STP947

    Measurement of the Thickness of Extremely Thin Inorganic Coatings of Metals

    Published: Jan 1987


      Format Pages Price  
    PDF Version (252K) 21 $25   ADD TO CART
    Complete Source PDF (5.8M) 21 $65   ADD TO CART


    Abstract

    A measuring method for thin inorganic coatings on metals has been developed, based on the capacitance of the coating, using an electrical conductive rubber probe as the electrode, pressed against the surface and the substrate as the counter electrode. The reciprocal value of the capacitance is displayed in Angstrom units as the dielectric thickness and by multiplication with the dielectric constant the geometrical thickness is found. If calibration samples, with known thickness, are used, the variable resistance is set to the value of the sample. Coatings of equal nature can then be measured in terms of the geometrical thickness. The optimal range of the instrument is between 500 and 5000 Å units. Below 500 Å, the meter tends to indicate higher values than measured by other means like electro microscopy. Coatings in excess of 5000 Å can be measured provided a high dielectric constant of the coating exists. Most of the work was carried out on aluminum samples on which oxide layers of various thickness values were created.

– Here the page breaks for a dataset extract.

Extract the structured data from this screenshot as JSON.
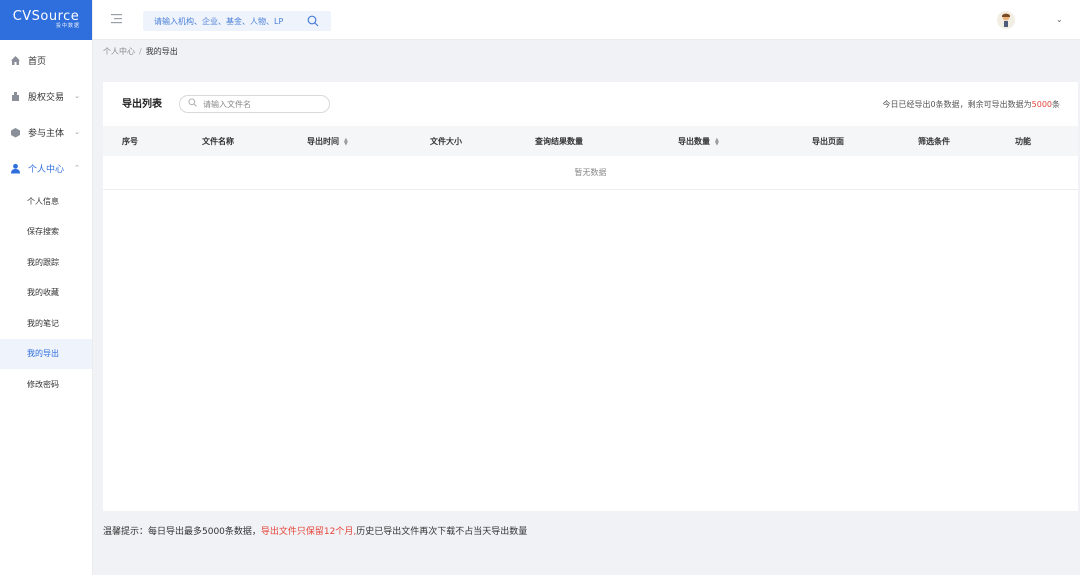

    Barrier layer anodic oxide layers could be measured from 50 Å (3.5V), and except for the very low values a good correlation with the expected coating thickness was obtained. The thickness of hydrated oxide layers formed in hot water is a good example of the application of the method, finding the critical temperature and immersion time at which the bondability is affected. Clear conversion coatings in Alodine 1000 has been successfully measured and the influence of concentration, temperature, and process time can be studied without the need of laborous gravimetrical methods. Results of measurements of phosphoric acid anodic oxide coatings and the influence of voltage and time on coating formation are shown. The range above 5000 Å can be used for chromic acid and sulfuric acid anodized material although hydration differences on samples with varying thicknesses will interfere with accurate readings of the geometrical thickness.

    Keywords:

    inorganic coatings, metals, measurements, thin coatings, aluminum


    Author Information:

    Bijlmer, PFA
    Director, Pilotti S. A. Ltd., Birkenhead, Auckland,


    Paper ID: STP20034S

    Committee/Subcommittee: B08.01

    DOI: 10.1520/STP20034S


    CrossRef ASTM International is a member of CrossRef.